Questioning the Status Quo for People with Special Needs

If there ever was a dynamic duo, recent Haas grad Stanford Stickney and his younger brother, Daniel, are it. Together, they collaborated with the team that won the Big Ideas@Berkeley prize this past May in the Information Technology for Society category.

Led by UC Berkeley undergraduate students Tomás Vega and Pierre Karashchuk, with Stephen Frey, Kelly Peng, and John Naulty, the team won first place for creating a Brain Computer Interface (BCAPI).  Stanford, BS 15, lent his business development skills as a team member, and Daniel, 21, who has cerebral palsy and is visually impaired, tested the technology and provided feedback.

(l-r: Stanford and Daniel Stickney, with Tomas Vega, Pierre Karashchuk, and Stephen Fry. Photo: Roman Decca)

“Growing up, both Daniel and I had a belief that you can do anything,” says Stanford, a Los Gatos native, one of four children raised by a single dad. “Technology is one platform that’s enabling us to do that together. My mission in life is to help my brother and I am with him every step of the way.”

For their project, the Big Ideas team – whose members have backgrounds in software engineering, cognitive neuroscience, signal processing, and machine learning – equipped a helmet with electrodes that combine electroencephalography and computer algorithms.
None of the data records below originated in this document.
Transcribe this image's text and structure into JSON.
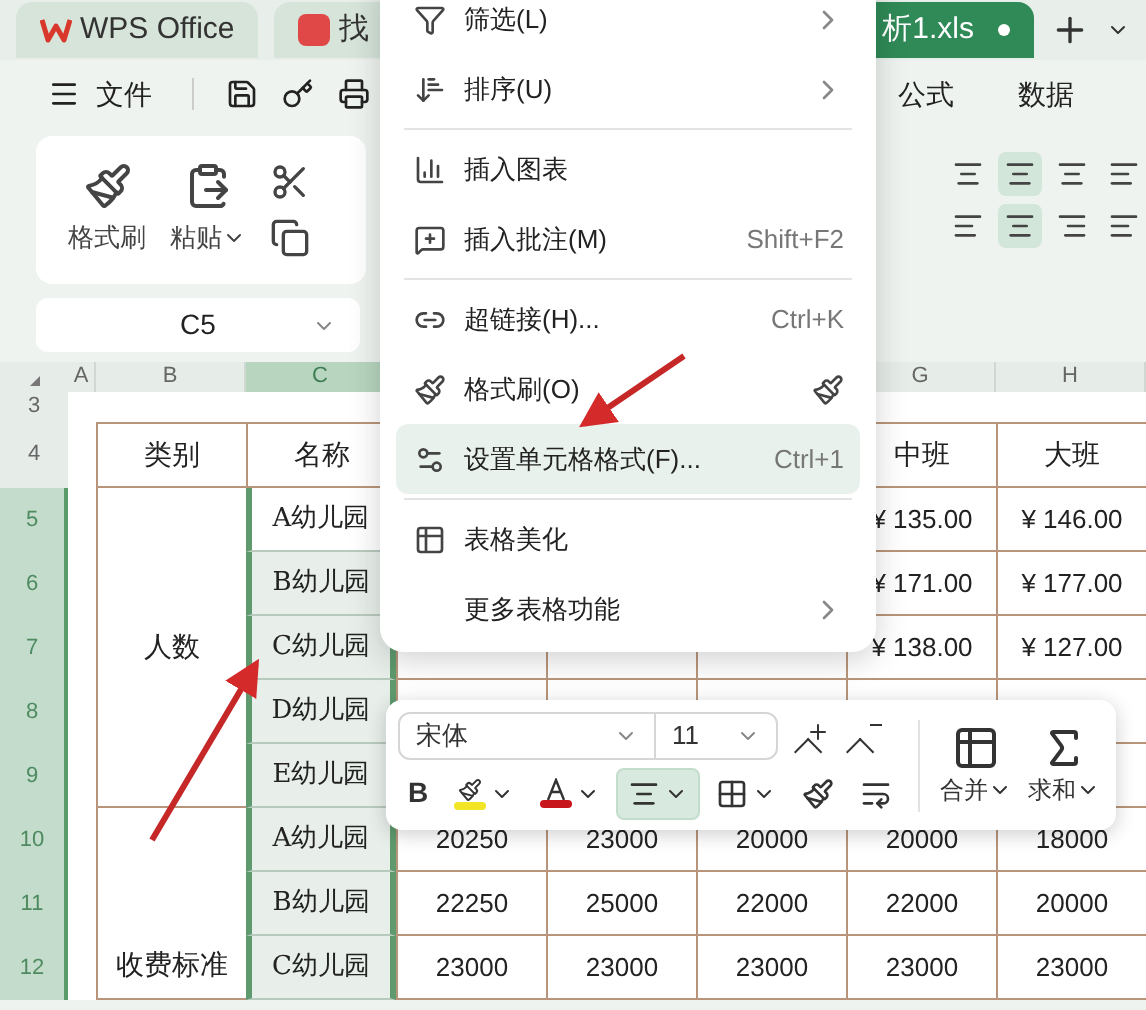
{
  "tabs": [
    {
      "label": "WPS Office",
      "kind": "home",
      "selected": false
    },
    {
      "label": "找",
      "kind": "doc",
      "selected": false
    },
    {
      "label": "析1.xls",
      "kind": "sheet",
      "selected": true
    }
  ],
  "menubar": {
    "file": "文件",
    "tabs": [
      "公式",
      "数据"
    ]
  },
  "ribbon": {
    "buttons": [
      {
        "label": "格式刷",
        "kind": "painter"
      },
      {
        "label": "粘贴",
        "kind": "paste"
      }
    ],
    "alignment": [
      {
        "selected": false
      },
      {
        "selected": true
      },
      {
        "selected": false
      },
      {
        "selected": false
      },
      {
        "selected": false
      },
      {
        "selected": true
      },
      {
        "selected": false
      },
      {
        "selected": false
      }
    ]
  },
  "name_box": "C5",
  "sheet": {
    "columns": [
      {
        "label": "A",
        "selected": false
      },
      {
        "label": "B",
        "selected": false
      },
      {
        "label": "C",
        "selected": true
      },
      {
        "label": "G",
        "selected": false
      },
      {
        "label": "H",
        "selected": false
      }
    ],
    "top_rows": [
      {
        "number": "3",
        "selected": false
      },
      {
        "number": "4",
        "selected": false,
        "category": "类别",
        "cells": [
          "名称",
          null,
          null,
          null,
          "中班",
          "大班"
        ]
      }
    ],
    "groups": [
      {
        "category": "人数",
        "rows": [
          {
            "number": "5",
            "selected": true,
            "active": true,
            "cells": [
              "A幼儿园",
              null,
              null,
              null,
              "¥ 135.00",
              "¥ 146.00"
            ]
          },
          {
            "number": "6",
            "selected": true,
            "active": false,
            "cells": [
              "B幼儿园",
              null,
              null,
              null,
              "¥ 171.00",
              "¥ 177.00"
            ]
          },
          {
            "number": "7",
            "selected": true,
            "active": false,
            "cells": [
              "C幼儿园",
              null,
              null,
              null,
              "¥ 138.00",
              "¥ 127.00"
            ]
          },
          {
            "number": "8",
            "selected": true,
            "active": false,
            "cells": [
              "D幼儿园",
              null,
              null,
              null,
              null,
              null
            ]
          },
          {
            "number": "9",
            "selected": true,
            "active": false,
            "cells": [
              "E幼儿园",
              null,
              null,
              null,
              null,
              null
            ]
          }
        ]
      },
      {
        "category": "收费标准",
        "rows": [
          {
            "number": "10",
            "selected": true,
            "active": false,
            "cells": [
              "A幼儿园",
              "20250",
              "23000",
              "20000",
              "20000",
              "18000"
            ]
          },
          {
            "number": "11",
            "selected": true,
            "active": false,
            "cells": [
              "B幼儿园",
              "22250",
              "25000",
              "22000",
              "22000",
              "20000"
            ]
          },
          {
            "number": "12",
            "selected": true,
            "active": false,
            "cells": [
              "C幼儿园",
              "23000",
              "23000",
              "23000",
              "23000",
              "23000"
            ]
          }
        ]
      }
    ]
  },
  "context_menu": [
    {
      "kind": "submenu",
      "label": "筛选(L)",
      "selected": false
    },
    {
      "kind": "submenu",
      "label": "排序(U)",
      "selected": false
    },
    {
      "kind": "divider"
    },
    {
      "kind": "plain",
      "label": "插入图表",
      "selected": false
    },
    {
      "kind": "shortcut",
      "label": "插入批注(M)",
      "shortcut": "Shift+F2",
      "selected": false
    },
    {
      "kind": "divider"
    },
    {
      "kind": "shortcut",
      "label": "超链接(H)...",
      "shortcut": "Ctrl+K",
      "selected": false
    },
    {
      "kind": "tool",
      "label": "格式刷(O)",
      "selected": false
    },
    {
      "kind": "shortcut",
      "label": "设置单元格格式(F)...",
      "shortcut": "Ctrl+1",
      "selected": true
    },
    {
      "kind": "divider"
    },
    {
      "kind": "plain",
      "label": "表格美化",
      "selected": false
    },
    {
      "kind": "submenu",
      "label": "更多表格功能",
      "selected": false
    }
  ],
  "mini_toolbar": {
    "font": "宋体",
    "size": "11",
    "merge": "合并",
    "sum": "求和",
    "buttons": [
      {
        "kind": "bold",
        "label": "B",
        "on": false
      },
      {
        "kind": "fill",
        "color": "#f2e526",
        "on": false
      },
      {
        "kind": "font_color",
        "color": "#c8161d",
        "on": false
      },
      {
        "kind": "align",
        "on": true
      },
      {
        "kind": "borders",
        "on": false
      },
      {
        "kind": "painter",
        "on": false
      },
      {
        "kind": "wrap",
        "on": false
      }
    ]
  }
}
The device, which connects to a laptop in Daniel’s backpack, enables his thoughts to interact with a computer to move his wheelchair to the left or right.

A Perfect Match

Stanford met Vega, now a senior studying computer and cognitive science, last semester in a New Media graduate level class taught by electrical engineering and computer science Professor Eric Paulos. The class focused on rapid prototyping at the CITRIS Invention Lab at UC Berkeley.

The two became friends and Stanford shared background on the work he and his brother were doing to help Silicon Valley companies improve technology for people with disabilities. Vega, who was on the team that won Cal Hacks last year for building a MindDrone, a flying drone maneuvered by neurological signals, described his BCAPI project to Stanford and his interest in human-computer interfaces. Suddenly, everything clicked. “It was very exciting,” Stanford says. “I said ‘This is a perfect match’ and we were able to put the two together.”

They set up a meeting at Karashcuk’s apartment, where Daniel tried on the helmet for the first time (photo below). Trouble was, the program was designed for someone in a wheelchair who could see a computer screen. Stanford instead touched Daniel’s right or left arm to trigger him to think “left” or “right.”

(Photo: Daniel tries on the helmet, which is connected to the team’s laptop.)

Observing Daniel, the team decided to change the design of its prototype. In its next upgrade, they will add arm vibrations to alert a visually impaired person to think “left” or “right.”

The $13,000 Big Ideas grant the team won will be used to improve the BCAPI technology and to conduct a long-term study of its effectiveness.

Daniel currently measures 40 percent accuracy with the brain-computer interface in controlling the functions of his chair.  As he continues his work with the device, the neuroplasticity — or the pathways to his brain — is expected to strengthen. “Learning to use the device is like learning a new language, and as Daniel gets more proficient, it gets easier,” Stanford says.

The team’s vision is to provide an open-source platform that enables the creation of a community of technology software and product developers who contribute to the independence of millions of disabled technology users.

“It’s been so exciting to be one of Daniel’s advocates in this journey,” Stanford said. “I hope that we’ll be questioning the status quo for a long time to come.”

By Kate Madden Yee and Kim Girard